* [To do] Filter the listing below down to the lines with the word "Node" and copy those.
- - - - - - -
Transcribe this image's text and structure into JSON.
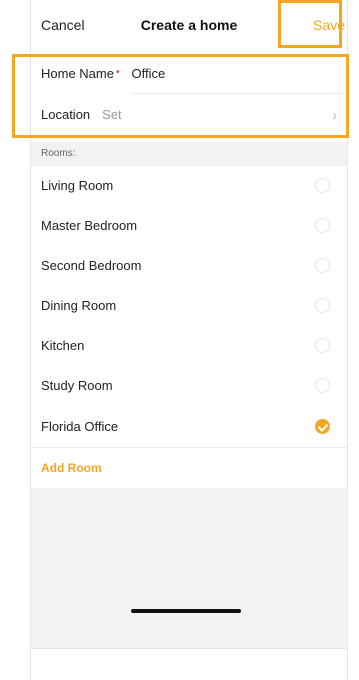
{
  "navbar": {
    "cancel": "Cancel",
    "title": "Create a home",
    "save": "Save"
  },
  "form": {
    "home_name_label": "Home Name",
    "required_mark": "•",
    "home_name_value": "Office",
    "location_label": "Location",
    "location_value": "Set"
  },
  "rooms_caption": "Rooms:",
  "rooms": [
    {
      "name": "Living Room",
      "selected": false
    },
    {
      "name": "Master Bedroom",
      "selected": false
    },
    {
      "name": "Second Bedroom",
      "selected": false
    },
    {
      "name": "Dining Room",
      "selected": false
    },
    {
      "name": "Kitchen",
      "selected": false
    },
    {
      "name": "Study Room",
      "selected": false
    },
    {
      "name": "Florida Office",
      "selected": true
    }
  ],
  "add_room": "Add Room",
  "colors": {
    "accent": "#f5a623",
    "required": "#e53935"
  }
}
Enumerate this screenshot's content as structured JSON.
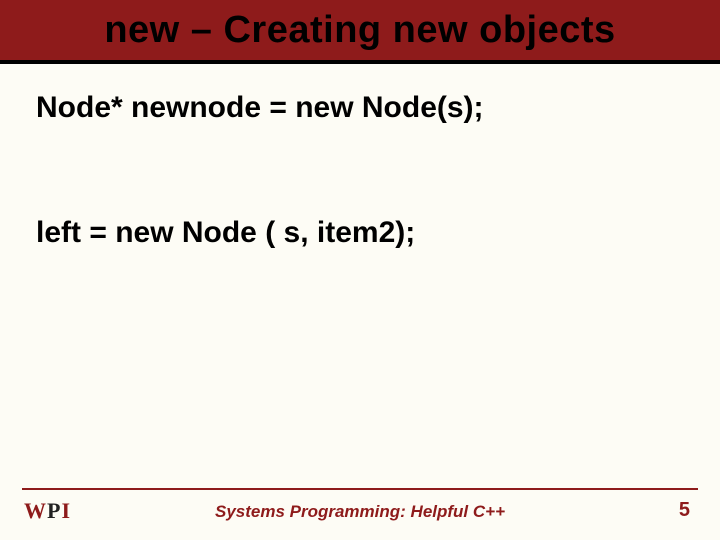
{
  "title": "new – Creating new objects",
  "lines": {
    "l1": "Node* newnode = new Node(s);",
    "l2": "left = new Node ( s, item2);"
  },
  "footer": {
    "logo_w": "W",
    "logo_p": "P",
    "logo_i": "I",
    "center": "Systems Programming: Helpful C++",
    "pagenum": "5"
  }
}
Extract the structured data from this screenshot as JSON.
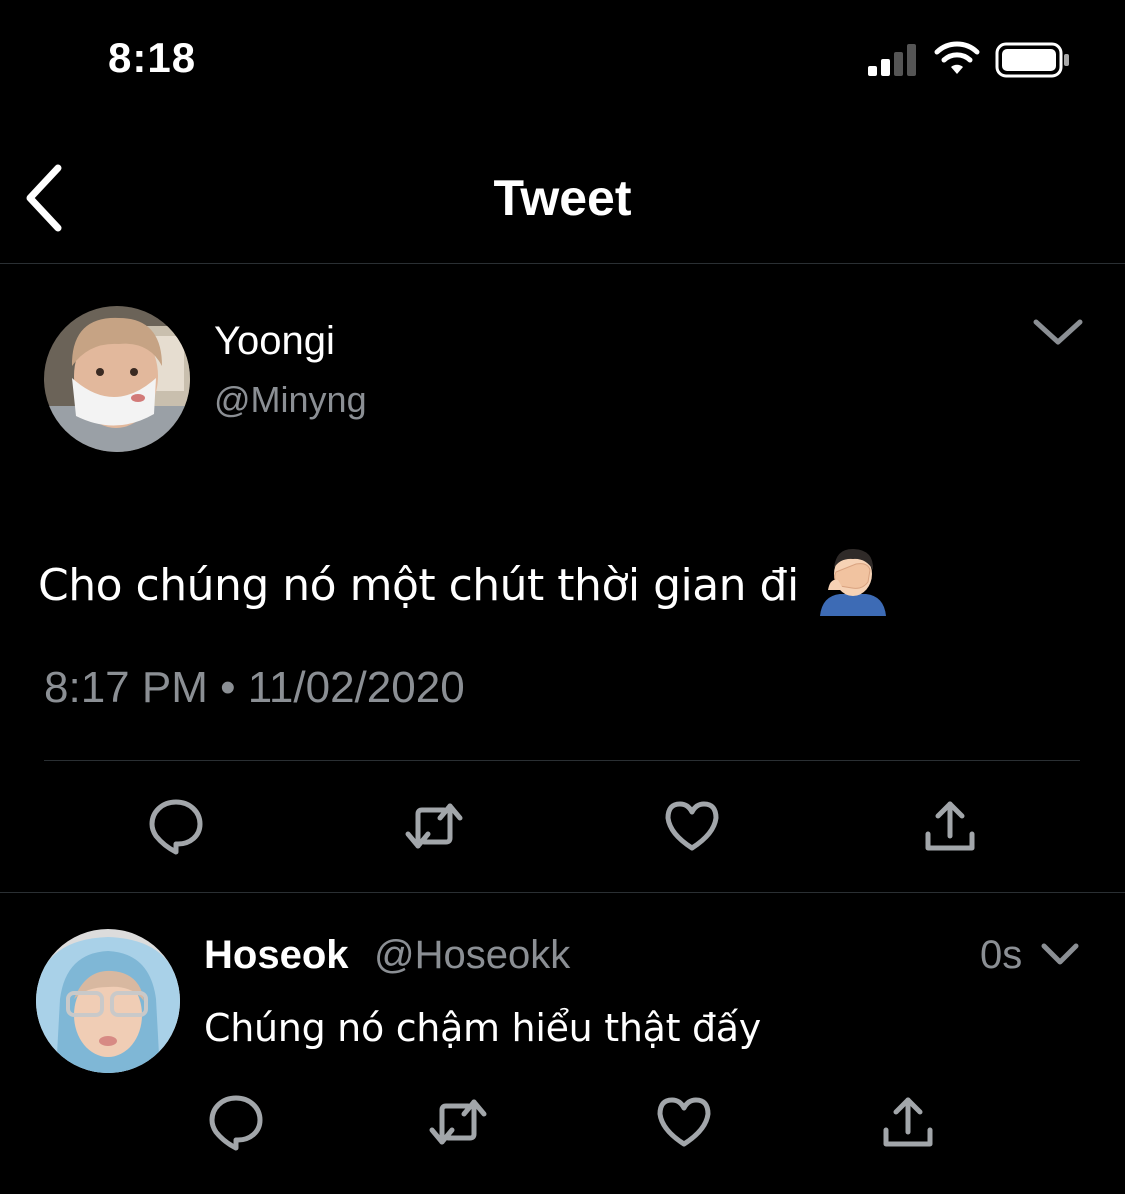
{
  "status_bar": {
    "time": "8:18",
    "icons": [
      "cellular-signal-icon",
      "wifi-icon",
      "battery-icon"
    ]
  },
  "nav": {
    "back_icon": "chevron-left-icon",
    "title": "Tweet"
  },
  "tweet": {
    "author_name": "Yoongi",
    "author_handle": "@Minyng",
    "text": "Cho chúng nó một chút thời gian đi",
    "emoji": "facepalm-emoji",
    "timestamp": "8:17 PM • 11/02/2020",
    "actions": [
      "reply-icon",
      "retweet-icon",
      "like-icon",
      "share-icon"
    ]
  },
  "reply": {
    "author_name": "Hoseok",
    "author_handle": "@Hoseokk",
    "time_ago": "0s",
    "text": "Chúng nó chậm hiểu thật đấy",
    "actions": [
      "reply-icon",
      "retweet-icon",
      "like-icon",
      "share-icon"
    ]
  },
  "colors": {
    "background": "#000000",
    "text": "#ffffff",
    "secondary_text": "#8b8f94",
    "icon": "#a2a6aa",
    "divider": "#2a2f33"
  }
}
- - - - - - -
* [Exercise solution]
    "l1": "Node* newnode = new Node(s);",
    "l2": "left = new Node ( s, item2);"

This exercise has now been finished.